ABSTRACT: BACKGROUND: The heterogeneous behavior of patients with melanoma makes prognostication challenging. To address this, a gene expression profile (GEP) test to predict metastatic risk was previously developed. This study evaluates the GEP's prognostic accuracy in an independent cohort of cutaneous melanoma patients. METHODS: This multi-center study analyzed primary melanoma tumors from 523 patients, using the GEP to classify patients as Class 1 (low risk) and Class 2 (high risk). Molecular classification was correlated to clinical outcome and assessed along with AJCC v7 staging criteria. Primary endpoints were recurrence-free (RFS) and distant metastasis-free (DMFS) survival. RESULTS: The 5-year RFS rates for Class 1 and Class 2 were 88% and 52%, respectively, and DMFS rates were 93% versus 60%, respectively (P < 0.001). The GEP was a significant predictor of RFS and DMFS in univariate analysis (hazard ratio [HR] = 5.4 and 6.6, respectively, P < 0.001 for each), along with Breslow thickness, ulceration, mitotic rate, and sentinel lymph node (SLN) status (P < 0.001 for each). GEP, tumor thickness and SLN status were significant predictors of RFS and DMFS in a multivariate model that also included ulceration and mitotic rate (RFS HR = 2.1, 1.2, and 2.5, respectively, P < 0.001 for each; and DMFS HR = 2.7, 1.3 and 3.0, respectively, P < 0.01 for each). CONCLUSIONS: The GEP test is an objective predictor of metastatic risk and provides additional independent prognostic information to traditional staging to help estimate an individual's risk for recurrence. The assay identified 70% of stage I and II patients who ultimately developed distant metastasis. Its role in consideration of patients for adjuvant therapy should be examined prospectively.

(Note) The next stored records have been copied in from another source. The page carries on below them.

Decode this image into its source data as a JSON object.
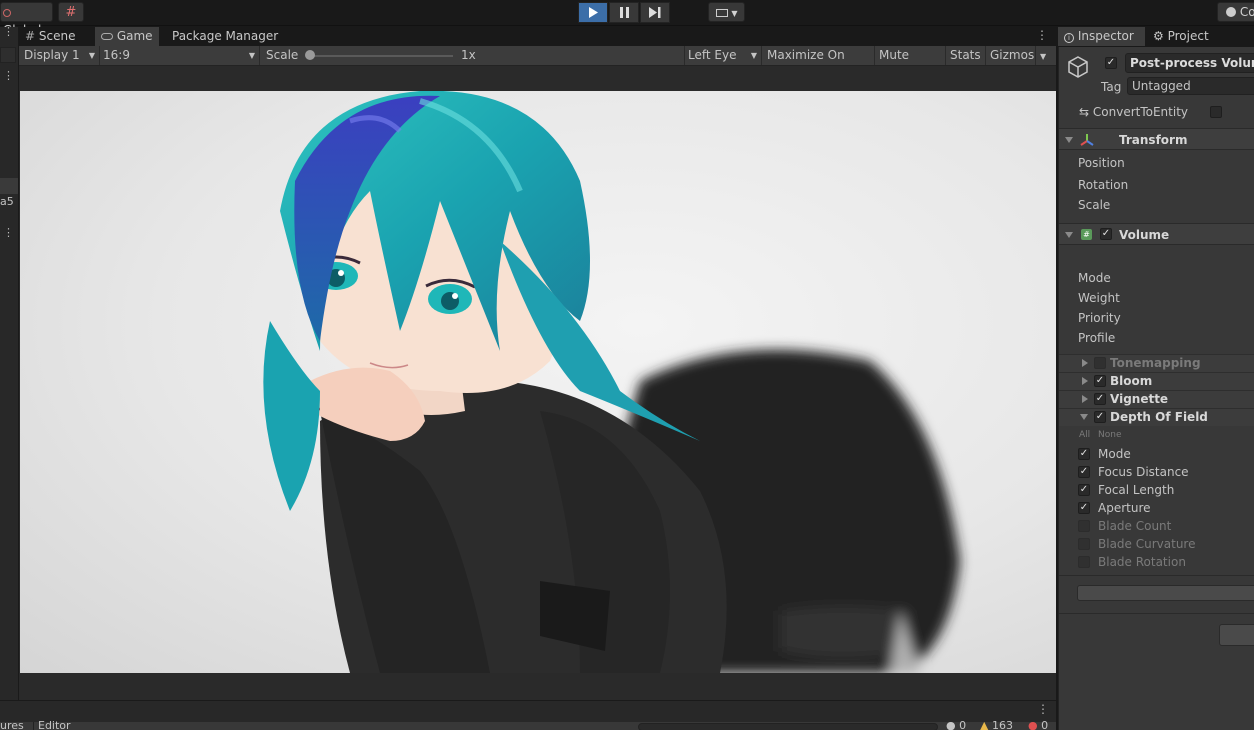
{
  "toolbar": {
    "global_label": "Global",
    "right_label": "Co"
  },
  "game_tabs": [
    {
      "label": "Scene"
    },
    {
      "label": "Game"
    },
    {
      "label": "Package Manager"
    }
  ],
  "game_bar": {
    "display": "Display 1",
    "aspect": "16:9",
    "scale_label": "Scale",
    "scale_value": "1x",
    "eye": "Left Eye",
    "maximize": "Maximize On Play",
    "mute": "Mute Audio",
    "stats": "Stats",
    "gizmos": "Gizmos"
  },
  "left_strip": {
    "text": "a5"
  },
  "bottom_bar": {
    "left_text": "ures",
    "editor_label": "Editor",
    "count_warnings": "163",
    "count_info": "0",
    "count_errors": "0"
  },
  "inspector_tabs": [
    {
      "label": "Inspector"
    },
    {
      "label": "Project Setting"
    }
  ],
  "inspector": {
    "object_name": "Post-process Volume",
    "tag_label": "Tag",
    "tag_value": "Untagged",
    "convert_label": "ConvertToEntity",
    "transform": {
      "title": "Transform",
      "fields": [
        "Position",
        "Rotation",
        "Scale"
      ]
    },
    "volume": {
      "title": "Volume",
      "fields": [
        "Mode",
        "Weight",
        "Priority",
        "Profile"
      ]
    },
    "overrides": [
      {
        "label": "Tonemapping",
        "checked": false,
        "enabled": false
      },
      {
        "label": "Bloom",
        "checked": true,
        "enabled": true
      },
      {
        "label": "Vignette",
        "checked": true,
        "enabled": true
      },
      {
        "label": "Depth Of Field",
        "checked": true,
        "enabled": true
      }
    ],
    "all_label": "All",
    "none_label": "None",
    "dof_params": [
      {
        "label": "Mode",
        "checked": true,
        "enabled": true
      },
      {
        "label": "Focus Distance",
        "checked": true,
        "enabled": true
      },
      {
        "label": "Focal Length",
        "checked": true,
        "enabled": true
      },
      {
        "label": "Aperture",
        "checked": true,
        "enabled": true
      },
      {
        "label": "Blade Count",
        "checked": false,
        "enabled": false
      },
      {
        "label": "Blade Curvature",
        "checked": false,
        "enabled": false
      },
      {
        "label": "Blade Rotation",
        "checked": false,
        "enabled": false
      }
    ]
  }
}
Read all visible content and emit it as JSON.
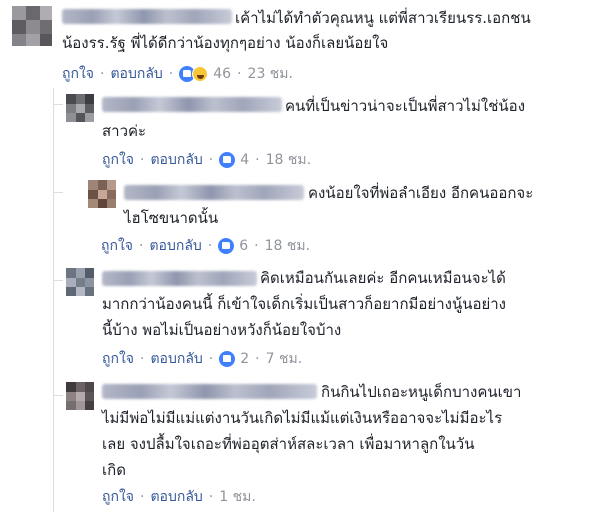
{
  "comments": [
    {
      "lines": [
        "เค้าไม่ได้ทำตัวคุณหนู แต่พี่สาวเรียนรร.เอกชน",
        "น้องรร.รัฐ พี่ได้ดีกว่าน้องทุกๆอย่าง น้องก็เลยน้อยใจ"
      ],
      "like": "ถูกใจ",
      "reply": "ตอบกลับ",
      "reactions": [
        "like-icon",
        "haha-icon"
      ],
      "count": "46",
      "time": "23 ชม."
    },
    {
      "lines": [
        "คนที่เป็นข่าวน่าจะเป็นพี่สาวไม่ใช่น้อง",
        "สาวค่ะ"
      ],
      "like": "ถูกใจ",
      "reply": "ตอบกลับ",
      "reactions": [
        "like-icon"
      ],
      "count": "4",
      "time": "18 ชม."
    },
    {
      "lines": [
        "คงน้อยใจที่พ่อลำเอียง อีกคนออกจะ",
        "ไฮโซขนาดนั้น"
      ],
      "like": "ถูกใจ",
      "reply": "ตอบกลับ",
      "reactions": [
        "like-icon"
      ],
      "count": "6",
      "time": "18 ชม."
    },
    {
      "lines": [
        "คิดเหมือนกันเลยค่ะ อีกคนเหมือนจะได้",
        "มากกว่าน้องคนนี้ ก็เข้าใจเด็กเริ่มเป็นสาวก็อยากมีอย่างนู้นอย่าง",
        "นี้บ้าง พอไม่เป็นอย่างหวังก็น้อยใจบ้าง"
      ],
      "like": "ถูกใจ",
      "reply": "ตอบกลับ",
      "reactions": [
        "like-icon"
      ],
      "count": "2",
      "time": "7 ชม."
    },
    {
      "lines": [
        "กินกินไปเถอะหนูเด็กบางคนเขา",
        "ไม่มีพ่อไม่มีแม่แต่งานวันเกิดไม่มีแม้แต่เงินหรืออาจจะไม่มีอะไร",
        "เลย จงปลื้มใจเถอะที่พ่ออุตส่าห์สละเวลา เพื่อมาหาลูกในวัน",
        "เกิด"
      ],
      "like": "ถูกใจ",
      "reply": "ตอบกลับ",
      "time": "1 ชม."
    }
  ]
}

7 Article Neoadjuvant Talimogene Laherparepvec for the Treatment of Metastatic Melanoma. 2017

Stiles, Zachary E / Fleming, Martin D / Luce, Edward A / Deneve, Jeremiah L. · ·Am Surg · Pubmed #28738934.

ABSTRACT: -- No abstract --